Affordable housing development may be coming to East End Road

Oct 24, 2018

Swell is proposing a 24-unit complex off East End Road.
Credit Kachemak City

An affordable housing development may be coming to Kachemak City. Housing developer Swell wants to build a 24-unit apartment complex near Crested Crane Street off East End Road. The two developers that make up Swell are planning to construct mostly one and two-bedroom units and some three-bedrooms.

Swell says rent would be tied to income, and rent for a one-bedroom could be as low as $375 per month. Swell presented its proposal to the Kachemak City Council earlier this month.

Glenn Gellert is one of Swell’s developers:

“We're catering to people that are primarily making 60 percent or less than medium income,” he said. “We're catering to people, what we would call workforce housing, it's teachers, it's people working at Safeway, people working at Land’s End, people working at the new motel.”  

Swell has built over 30 similar affordable housing projects, totaling over 1,000 units. Gellert says the company recently finished a 20-unit project in Kodiak and he says over 100 people are currently on the waitlist for that complex.

“Our sense is, and we had some market study work done here, that we're going to get a similar response here because there hasn't been very much affordable housing built in the recent past,” he said. “Most of it is 20, 25-years-old, which is the same situation in Kodiak and so a lot of people are living in substandard housing.”

But financing for the project isn’t in line quite yet.

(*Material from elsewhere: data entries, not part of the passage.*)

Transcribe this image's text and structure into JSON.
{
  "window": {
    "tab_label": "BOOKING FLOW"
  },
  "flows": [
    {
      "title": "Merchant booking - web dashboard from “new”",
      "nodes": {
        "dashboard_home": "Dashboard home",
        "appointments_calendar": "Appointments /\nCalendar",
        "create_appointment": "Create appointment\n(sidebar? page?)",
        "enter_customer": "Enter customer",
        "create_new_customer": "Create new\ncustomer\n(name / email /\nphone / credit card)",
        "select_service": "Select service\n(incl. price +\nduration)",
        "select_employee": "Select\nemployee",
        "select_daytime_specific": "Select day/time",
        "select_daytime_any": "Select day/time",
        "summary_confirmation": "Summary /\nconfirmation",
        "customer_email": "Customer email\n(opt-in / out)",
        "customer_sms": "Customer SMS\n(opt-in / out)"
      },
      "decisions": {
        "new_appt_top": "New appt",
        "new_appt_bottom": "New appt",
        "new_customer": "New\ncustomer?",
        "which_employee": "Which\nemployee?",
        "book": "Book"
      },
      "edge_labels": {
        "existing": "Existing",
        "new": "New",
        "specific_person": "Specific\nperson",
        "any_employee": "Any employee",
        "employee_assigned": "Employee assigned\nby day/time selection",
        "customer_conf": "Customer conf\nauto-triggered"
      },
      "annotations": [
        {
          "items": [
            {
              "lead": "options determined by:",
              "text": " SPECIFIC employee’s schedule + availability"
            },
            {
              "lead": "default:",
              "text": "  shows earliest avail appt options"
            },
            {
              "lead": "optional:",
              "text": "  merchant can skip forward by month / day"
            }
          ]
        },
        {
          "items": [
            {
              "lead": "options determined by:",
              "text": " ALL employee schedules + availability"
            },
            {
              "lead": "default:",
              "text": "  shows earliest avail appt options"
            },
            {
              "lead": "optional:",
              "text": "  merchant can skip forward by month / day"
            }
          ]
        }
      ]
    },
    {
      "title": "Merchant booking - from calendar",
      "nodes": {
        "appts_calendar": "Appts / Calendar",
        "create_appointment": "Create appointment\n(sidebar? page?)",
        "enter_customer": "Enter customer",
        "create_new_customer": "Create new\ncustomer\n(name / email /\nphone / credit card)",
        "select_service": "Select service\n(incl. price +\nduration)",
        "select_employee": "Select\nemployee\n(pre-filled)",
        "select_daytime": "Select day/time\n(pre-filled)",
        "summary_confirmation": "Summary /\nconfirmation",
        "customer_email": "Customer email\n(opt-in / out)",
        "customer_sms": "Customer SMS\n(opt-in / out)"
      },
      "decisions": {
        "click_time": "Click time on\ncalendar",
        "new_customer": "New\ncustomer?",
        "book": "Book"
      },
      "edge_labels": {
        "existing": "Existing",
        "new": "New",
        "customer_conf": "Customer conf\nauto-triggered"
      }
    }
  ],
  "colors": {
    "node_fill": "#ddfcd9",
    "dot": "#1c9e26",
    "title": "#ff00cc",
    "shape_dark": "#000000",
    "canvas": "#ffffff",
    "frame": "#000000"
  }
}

“We use a financing program through Alaska Housing Finance called the Low Income Housing Tax Credit program and it's a very competitive program,” he said. “This year there are 13 applicants statewide and only three or four are going to get funded.”

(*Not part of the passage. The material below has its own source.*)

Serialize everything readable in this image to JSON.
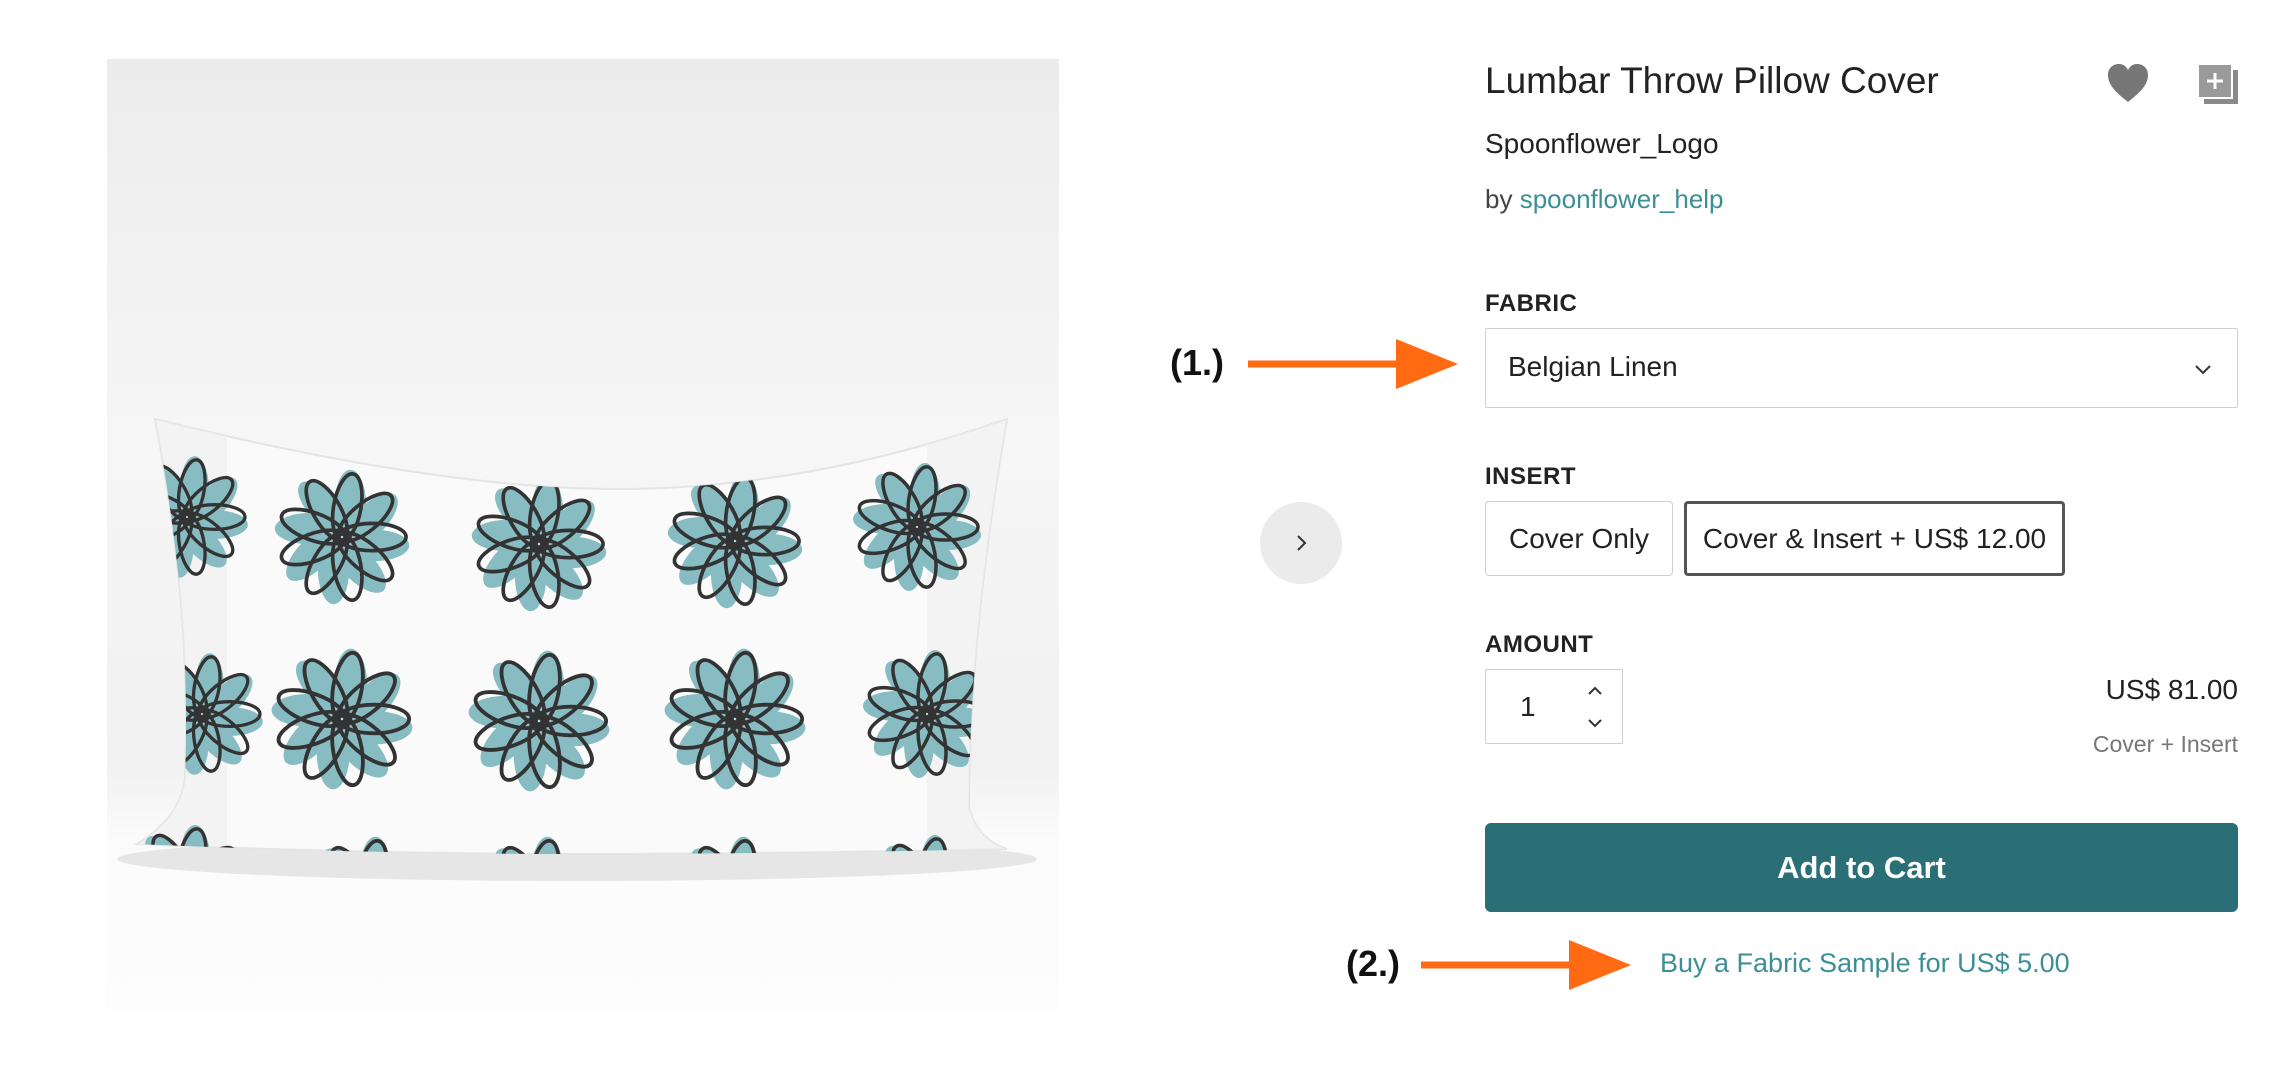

Gellert thinks the project will have a good shot because the program gives preference to rural communities.

Kachemak City Council members brought up a variety of concerns ranging from how the housing complex would access water to whether it would disrupt the city’s rural feel. Mayor Bill Overway estimated that the project would likely increase the city’s population by 10 percent.

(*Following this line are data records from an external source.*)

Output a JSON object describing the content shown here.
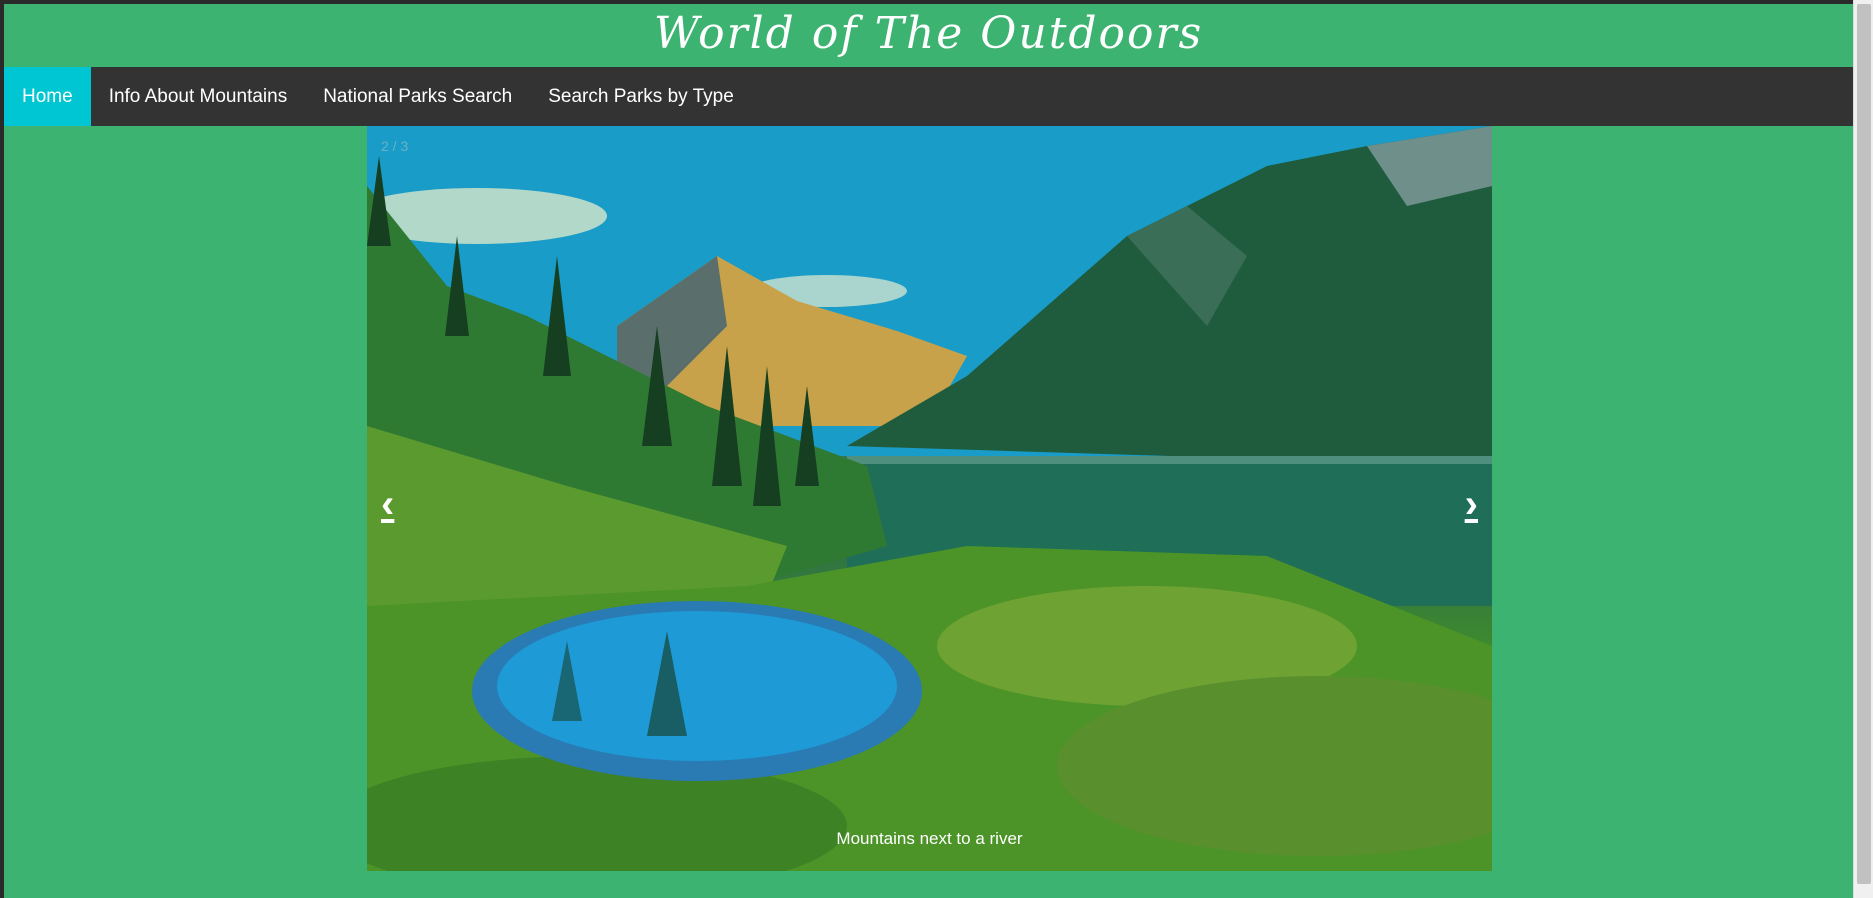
{
  "site": {
    "title": "World of The Outdoors"
  },
  "nav": {
    "items": [
      {
        "label": "Home",
        "active": true
      },
      {
        "label": "Info About Mountains",
        "active": false
      },
      {
        "label": "National Parks Search",
        "active": false
      },
      {
        "label": "Search Parks by Type",
        "active": false
      }
    ]
  },
  "slideshow": {
    "counter": "2 / 3",
    "prev_icon": "‹",
    "next_icon": "›",
    "caption": "Mountains next to a river"
  },
  "colors": {
    "page_background": "#3cb371",
    "navbar_background": "#333333",
    "active_nav": "#00c5d3"
  }
}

“We do have limitations out here as you probably know, because on this side of the road, the only police we have are state troopers…,” he said. “So number one, there's no police, there's no public transportation here in Homer.”

Swell asked for a letter of support from the council, but the body’s members said they would like to email residents for input before committing to a letter of support.

If Swell receives funding for the project, the company says it would like to break ground next spring.